Exercise description: A faithful copy of the entries is needed, one that leaves out the pictures.

Website and app data records:

★ ★ ★

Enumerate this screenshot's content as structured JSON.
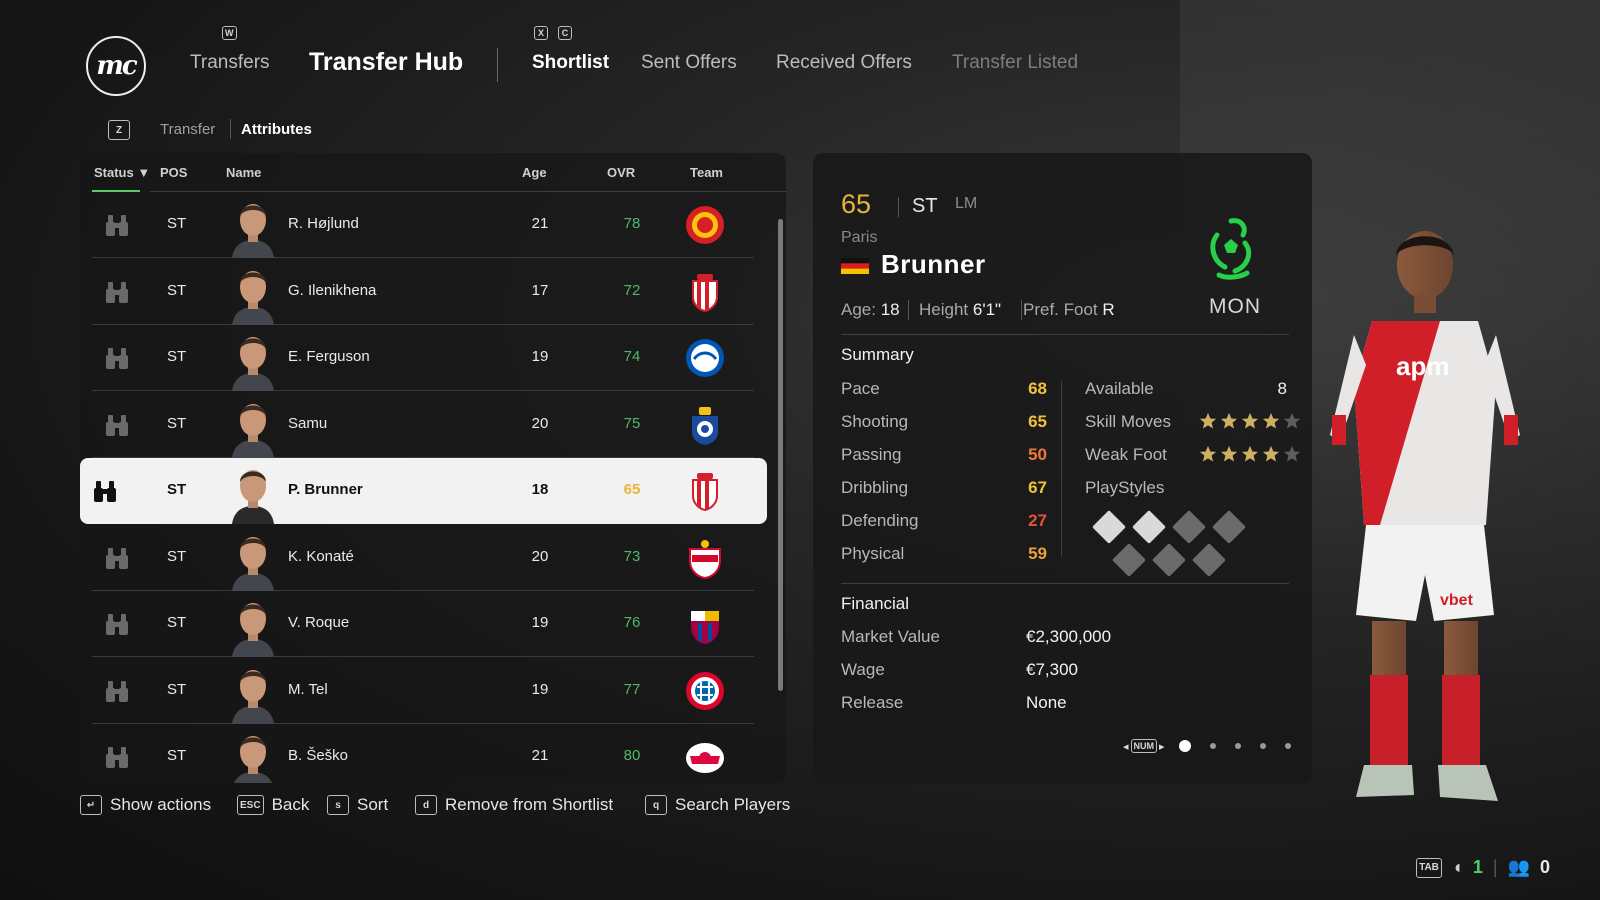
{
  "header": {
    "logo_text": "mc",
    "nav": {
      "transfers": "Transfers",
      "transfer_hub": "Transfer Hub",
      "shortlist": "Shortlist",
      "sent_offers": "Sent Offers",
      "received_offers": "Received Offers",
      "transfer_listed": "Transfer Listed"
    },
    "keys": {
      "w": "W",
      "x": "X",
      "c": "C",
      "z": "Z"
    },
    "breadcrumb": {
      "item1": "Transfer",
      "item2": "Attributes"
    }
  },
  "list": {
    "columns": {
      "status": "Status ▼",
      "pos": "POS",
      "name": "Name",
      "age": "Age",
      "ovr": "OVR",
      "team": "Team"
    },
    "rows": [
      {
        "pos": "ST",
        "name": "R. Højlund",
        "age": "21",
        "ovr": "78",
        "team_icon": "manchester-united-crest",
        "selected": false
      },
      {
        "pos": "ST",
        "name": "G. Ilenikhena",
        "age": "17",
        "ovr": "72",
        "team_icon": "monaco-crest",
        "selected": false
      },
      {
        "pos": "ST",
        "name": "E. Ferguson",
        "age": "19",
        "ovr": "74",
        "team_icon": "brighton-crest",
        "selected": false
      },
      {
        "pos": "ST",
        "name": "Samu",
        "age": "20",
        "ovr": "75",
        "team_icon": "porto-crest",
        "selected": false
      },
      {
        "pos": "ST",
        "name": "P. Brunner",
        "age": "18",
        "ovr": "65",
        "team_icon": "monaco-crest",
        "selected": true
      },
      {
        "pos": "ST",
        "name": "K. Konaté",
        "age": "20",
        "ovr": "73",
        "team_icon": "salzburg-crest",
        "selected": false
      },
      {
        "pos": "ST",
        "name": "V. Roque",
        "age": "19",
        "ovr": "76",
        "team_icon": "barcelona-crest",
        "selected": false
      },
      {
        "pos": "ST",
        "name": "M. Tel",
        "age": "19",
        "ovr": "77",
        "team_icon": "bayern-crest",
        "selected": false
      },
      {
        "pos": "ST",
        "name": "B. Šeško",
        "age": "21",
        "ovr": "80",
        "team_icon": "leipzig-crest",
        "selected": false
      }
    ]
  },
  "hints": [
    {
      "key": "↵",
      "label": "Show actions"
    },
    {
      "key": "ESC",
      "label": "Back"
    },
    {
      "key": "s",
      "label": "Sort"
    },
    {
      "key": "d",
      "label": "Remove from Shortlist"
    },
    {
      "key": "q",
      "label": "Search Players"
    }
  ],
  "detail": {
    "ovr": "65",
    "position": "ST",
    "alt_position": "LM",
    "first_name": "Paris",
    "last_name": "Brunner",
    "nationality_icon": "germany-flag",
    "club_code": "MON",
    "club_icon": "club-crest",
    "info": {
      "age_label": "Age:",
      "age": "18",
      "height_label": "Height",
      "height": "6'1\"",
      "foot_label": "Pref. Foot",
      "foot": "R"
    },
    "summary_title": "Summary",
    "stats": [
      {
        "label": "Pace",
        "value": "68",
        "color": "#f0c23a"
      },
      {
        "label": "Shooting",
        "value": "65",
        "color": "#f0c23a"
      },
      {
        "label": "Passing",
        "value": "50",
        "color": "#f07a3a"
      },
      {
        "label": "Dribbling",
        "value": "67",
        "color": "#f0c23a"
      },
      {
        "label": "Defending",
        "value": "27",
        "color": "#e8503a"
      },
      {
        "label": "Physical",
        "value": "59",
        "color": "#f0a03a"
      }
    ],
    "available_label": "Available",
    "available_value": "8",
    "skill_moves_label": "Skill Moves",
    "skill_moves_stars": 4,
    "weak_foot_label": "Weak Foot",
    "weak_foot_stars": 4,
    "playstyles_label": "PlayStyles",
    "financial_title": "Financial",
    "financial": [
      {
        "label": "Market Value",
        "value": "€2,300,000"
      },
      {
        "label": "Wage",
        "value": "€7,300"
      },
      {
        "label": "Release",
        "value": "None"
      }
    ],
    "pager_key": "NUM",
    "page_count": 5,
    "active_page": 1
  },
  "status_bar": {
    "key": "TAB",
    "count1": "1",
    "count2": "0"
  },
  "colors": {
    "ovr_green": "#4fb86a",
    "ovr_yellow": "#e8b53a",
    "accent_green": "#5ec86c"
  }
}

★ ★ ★

Your response:
Enumerate this screenshot's content as structured JSON.
{
  "header": {
    "logo_text": "mc",
    "nav": {
      "transfers": "Transfers",
      "transfer_hub": "Transfer Hub",
      "shortlist": "Shortlist",
      "sent_offers": "Sent Offers",
      "received_offers": "Received Offers",
      "transfer_listed": "Transfer Listed"
    },
    "keys": {
      "w": "W",
      "x": "X",
      "c": "C",
      "z": "Z"
    },
    "breadcrumb": {
      "item1": "Transfer",
      "item2": "Attributes"
    }
  },
  "list": {
    "columns": {
      "status": "Status ▼",
      "pos": "POS",
      "name": "Name",
      "age": "Age",
      "ovr": "OVR",
      "team": "Team"
    },
    "rows": [
      {
        "pos": "ST",
        "name": "R. Højlund",
        "age": "21",
        "ovr": "78",
        "team_icon": "manchester-united-crest",
        "selected": false
      },
      {
        "pos": "ST",
        "name": "G. Ilenikhena",
        "age": "17",
        "ovr": "72",
        "team_icon": "monaco-crest",
        "selected": false
      },
      {
        "pos": "ST",
        "name": "E. Ferguson",
        "age": "19",
        "ovr": "74",
        "team_icon": "brighton-crest",
        "selected": false
      },
      {
        "pos": "ST",
        "name": "Samu",
        "age": "20",
        "ovr": "75",
        "team_icon": "porto-crest",
        "selected": false
      },
      {
        "pos": "ST",
        "name": "P. Brunner",
        "age": "18",
        "ovr": "65",
        "team_icon": "monaco-crest",
        "selected": true
      },
      {
        "pos": "ST",
        "name": "K. Konaté",
        "age": "20",
        "ovr": "73",
        "team_icon": "salzburg-crest",
        "selected": false
      },
      {
        "pos": "ST",
        "name": "V. Roque",
        "age": "19",
        "ovr": "76",
        "team_icon": "barcelona-crest",
        "selected": false
      },
      {
        "pos": "ST",
        "name": "M. Tel",
        "age": "19",
        "ovr": "77",
        "team_icon": "bayern-crest",
        "selected": false
      },
      {
        "pos": "ST",
        "name": "B. Šeško",
        "age": "21",
        "ovr": "80",
        "team_icon": "leipzig-crest",
        "selected": false
      }
    ]
  },
  "hints": [
    {
      "key": "↵",
      "label": "Show actions"
    },
    {
      "key": "ESC",
      "label": "Back"
    },
    {
      "key": "s",
      "label": "Sort"
    },
    {
      "key": "d",
      "label": "Remove from Shortlist"
    },
    {
      "key": "q",
      "label": "Search Players"
    }
  ],
  "detail": {
    "ovr": "65",
    "position": "ST",
    "alt_position": "LM",
    "first_name": "Paris",
    "last_name": "Brunner",
    "nationality_icon": "germany-flag",
    "club_code": "MON",
    "club_icon": "club-crest",
    "info": {
      "age_label": "Age:",
      "age": "18",
      "height_label": "Height",
      "height": "6'1\"",
      "foot_label": "Pref. Foot",
      "foot": "R"
    },
    "summary_title": "Summary",
    "stats": [
      {
        "label": "Pace",
        "value": "68",
        "color": "#f0c23a"
      },
      {
        "label": "Shooting",
        "value": "65",
        "color": "#f0c23a"
      },
      {
        "label": "Passing",
        "value": "50",
        "color": "#f07a3a"
      },
      {
        "label": "Dribbling",
        "value": "67",
        "color": "#f0c23a"
      },
      {
        "label": "Defending",
        "value": "27",
        "color": "#e8503a"
      },
      {
        "label": "Physical",
        "value": "59",
        "color": "#f0a03a"
      }
    ],
    "available_label": "Available",
    "available_value": "8",
    "skill_moves_label": "Skill Moves",
    "skill_moves_stars": 4,
    "weak_foot_label": "Weak Foot",
    "weak_foot_stars": 4,
    "playstyles_label": "PlayStyles",
    "financial_title": "Financial",
    "financial": [
      {
        "label": "Market Value",
        "value": "€2,300,000"
      },
      {
        "label": "Wage",
        "value": "€7,300"
      },
      {
        "label": "Release",
        "value": "None"
      }
    ],
    "pager_key": "NUM",
    "page_count": 5,
    "active_page": 1
  },
  "status_bar": {
    "key": "TAB",
    "count1": "1",
    "count2": "0"
  },
  "colors": {
    "ovr_green": "#4fb86a",
    "ovr_yellow": "#e8b53a",
    "accent_green": "#5ec86c"
  }
}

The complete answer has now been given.